When deciding what age to begin benefits, it’s important to review lifetime benefits for both members of the couple, not just a ‘break even’ analysis for each. If you can afford it, consider delaying receipt of benefits or using a strategy that employs filing a restricted application.
For couples born before January 2, 1954, where the higher earner has reached full retirement age but has not filed for personal benefits, and the lower-earning spouse will receive more with their personal benefit, consider using a spousal benefit to bridge the higher earner from full retirement age to age 70.
If you’re divorced, you may be eligible to receive benefits equal to half of your ex-spouse's full retirement amount if you start receiving benefits at your full retirement age.
You can claim spousal benefits based on a former spouse’s work history if:
If you wait until your full retirement age, you are eligible to use the restricted application strategy to let your personal benefit grow until you reach age 70, and if your delayed personal benefit is greater, you can collect that instead.
Note: Collecting spousal benefits does not affect your ex-spouse’s or their new spouse’s benefits.
You are eligible to collect up to 100 percent of your deceased spouse’s benefit at full retirement age, or you can collect reduced benefits starting at age 60.
As you can tell, there are a lot of scenarios and options. A financial advisor can help you evaluate the best strategy for your situation. Contact us to get started.

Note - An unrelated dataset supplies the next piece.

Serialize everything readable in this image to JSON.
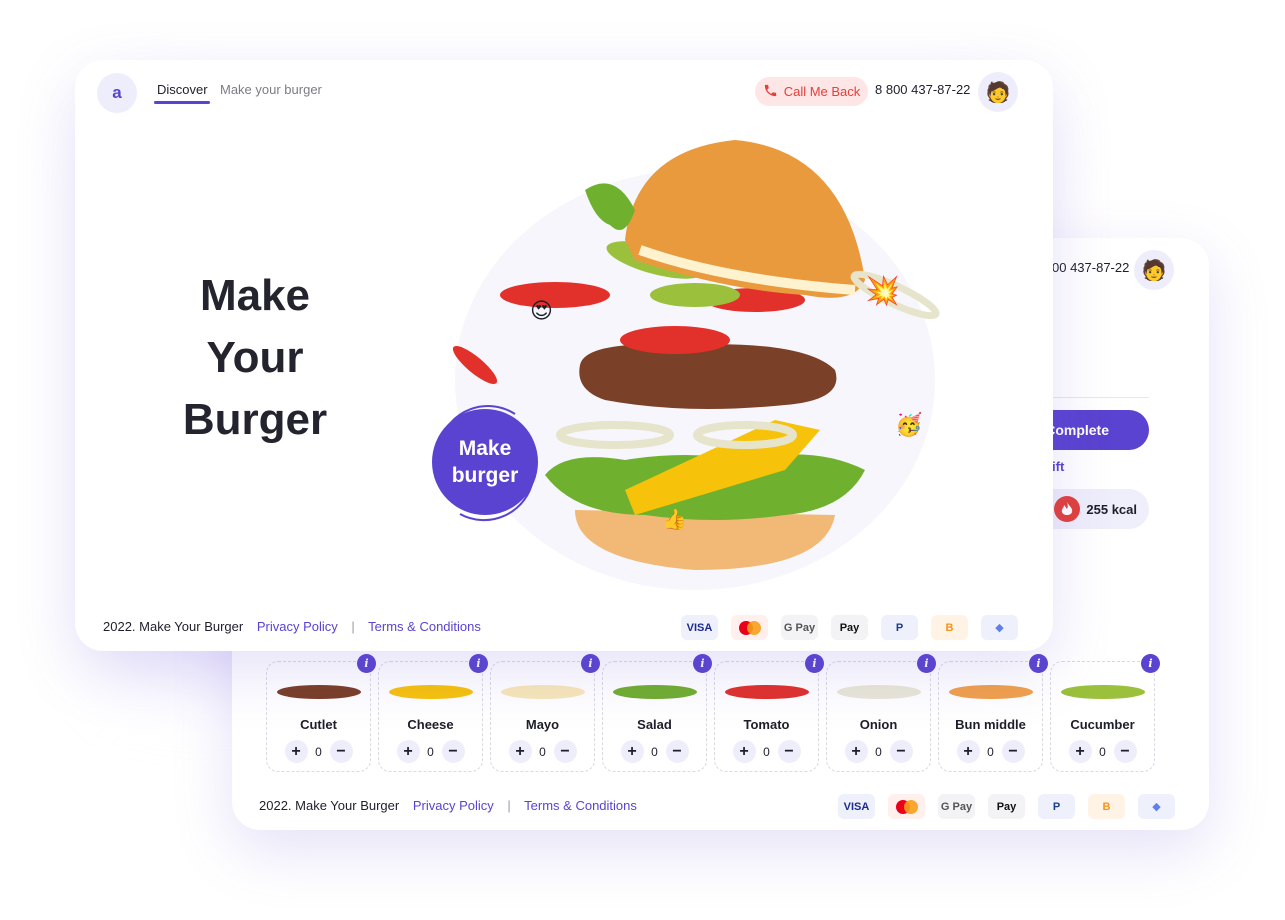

Investing and wealth management products are not FDIC insured, have no bank guarantee, may lose value, are not a deposit and are not insured by any federal government agency.